When it arrives the provider’s central building, one device receives it but while processing the data the device stops working for a hardware failure and that’s why the original router must resend the data packages again, and this time other device takes control and receives the data. That device realizes, after processing thousands of instructions, that is required to open a TCP connection to an IP address (the computer does not know this but that IP address is localted on a different continent).
At that moment, the central device generates new packets sent by two output connections, an optic fiber connection connected to other company and other cable that after 15 devices the data ends up being sent by radio signal to a geostationary satellite. The optical fiber carrying one of the copies of the transmission ends up connecting after about 12 intermediate devices (each of which checked what was transmitted by consuming energy and transporting bits from one place to another) to a channel under the ocean to the other continent. The satellite on its side receives the radio signal among tens of thousands of trillions of other signals, which it interprets and re-sends to another country. In both trips the information continues to be transported and diversified. About 15% of the time, the signals had to be resent because they have been lost or corrupted on the journey.
After a while the packet arrives a device who knows that IP address and it has a coaxil cable connected to that device. The packet finally arrives to a network card that interprets the data as effectively for that device, so it decodifies and sent in electrical impulses to the CPU while the programmed instructions are requesting it. After thousands of operations between the CPU, registers, RAM memory and network card, the program recognizes that some device from the other side of the world wants to send a message. That software accepts the request and send back an acknowledgement response. And a new message is agan reconverted into signales going through the jorney back. All of it, complete. Again.
The response arrives back to the original device, which decides to send those 5Kb of compress data in the RAM memory (do you remember?) in a data package that goes through the same journey but faster because now the network knows the best path, but that does not free the system of processing around 41,000 bits, which are encoded and recoded in electrical impulses, luminous signals and electromagnetic waves, not even counting that in the middle some equipment decided to separate the message in 3 smaller packages, one of which is lost and must be requested again.

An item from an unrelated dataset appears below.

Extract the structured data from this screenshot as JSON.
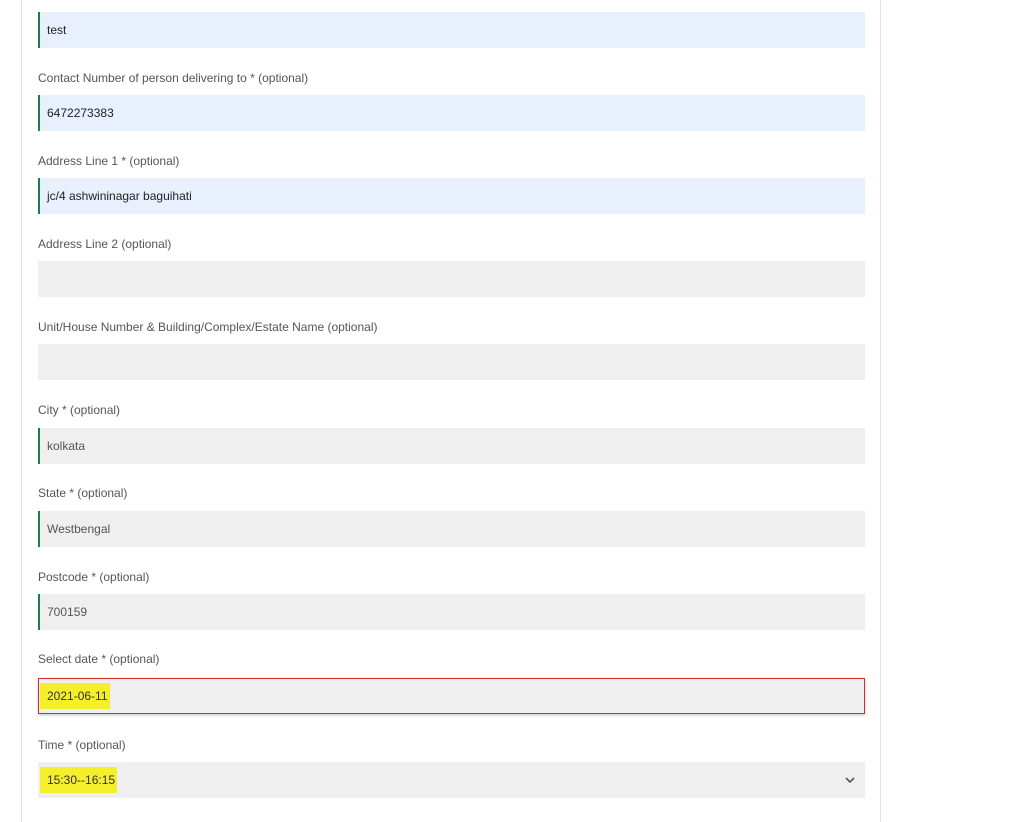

Al llegar nuevamente al equipo original, éste decide entonces comenzar a enviar esos 5Kb de datos (¿te acuerdas?) en un paquete de información que comienza a enviarse otra vez por el camino que ahora al tener memoria sabe más rápido por qué vía llegar al destino pero eso no quita que alrededor de 41.000 bits son codificados y recodificados en impulsos eléctricos, señales luminosas y ondas electromagnéticas hasta llegar a destino, sin contar que en el medio algún equipo decidió separar el mensaje en 3 paquetes más pequeños, uno de los cuales se pierde y debe ser solicitado nuevamente.
Hey reader, are you still there? Cool! Let’s continue
The software at the provider’s central receives the 5Kb of compressed audio and sends it through an internal network (again, electrical impulses, cables and so on) to other device which start executing trillions of instructions comparing the encoded audio waves with words and letters stored in some memory cells. After 3 milliseconds executing trillions of operations consuming energy in a farm of 2 million servers of 4,000 US dollars each, the software decided that it has already decoded the audio file and it generates a 15 bytes message using the ASCII standard, which is sent back to the central server in that provider which, fortunately, it’s on the same country.
This central server makes a communication via TCP with a database server, which queries a couple of hard drives with cuatrillions of bits stored magnetically. The database server finds what the original audio requested and it sends the information back to the central server through cables, bits, protocols and other possible issues.
The central server took the final decision based on the information received. And that specifies that a communication to other server must be made (let’s call it the destination server) that it’s located in a third continent -there are 5 of them, so it could happen. A new communication following a similar path starts and the message is sent. To keep a good reader’s mental health, we will not repeat the process here.
The destination server receives the request, searches on its own database server (again, magnetic data, electrical impulses, network packages, error forwarding, RAM memory access, CPU and so on) and decides that it have to send a very simple message to one IP address.
And everything starts again. But this time, the IP address is pointing to the same router that the audio device used and where the trigger happened. Bits travelles again through continents, air, water, light, electricity until they reach the router where everything started.
Several devices connected to that router that are currently using energy -15 to be accurate- receive the data but after decoding it, they rejected the message because it wasn’t for them.
Until finally it arrived at a device that was actually the recipient. This device reads the message and sends an electrical signal to an internal circuit that disconnects a logical bridge of two electricity cables, cutting the electric current coming from the electric power and the cable going to the ceiling of that room.
Audio waves, electromagnetic waves, electric pulses, light beams, radio signals to the thermosphere, magnetic cells, memory cells, a trip of 200 megameters, 1500 copies of the data transmitted in 213 equipment working in orchestra thanks to the use of 47 protocols. For what?
Sitting very comfortably on the couch, a human being realizes that the light switch is really far away so she says “Alexa, turn off the light”. 1 second and 321 thousandths later, the light goes out.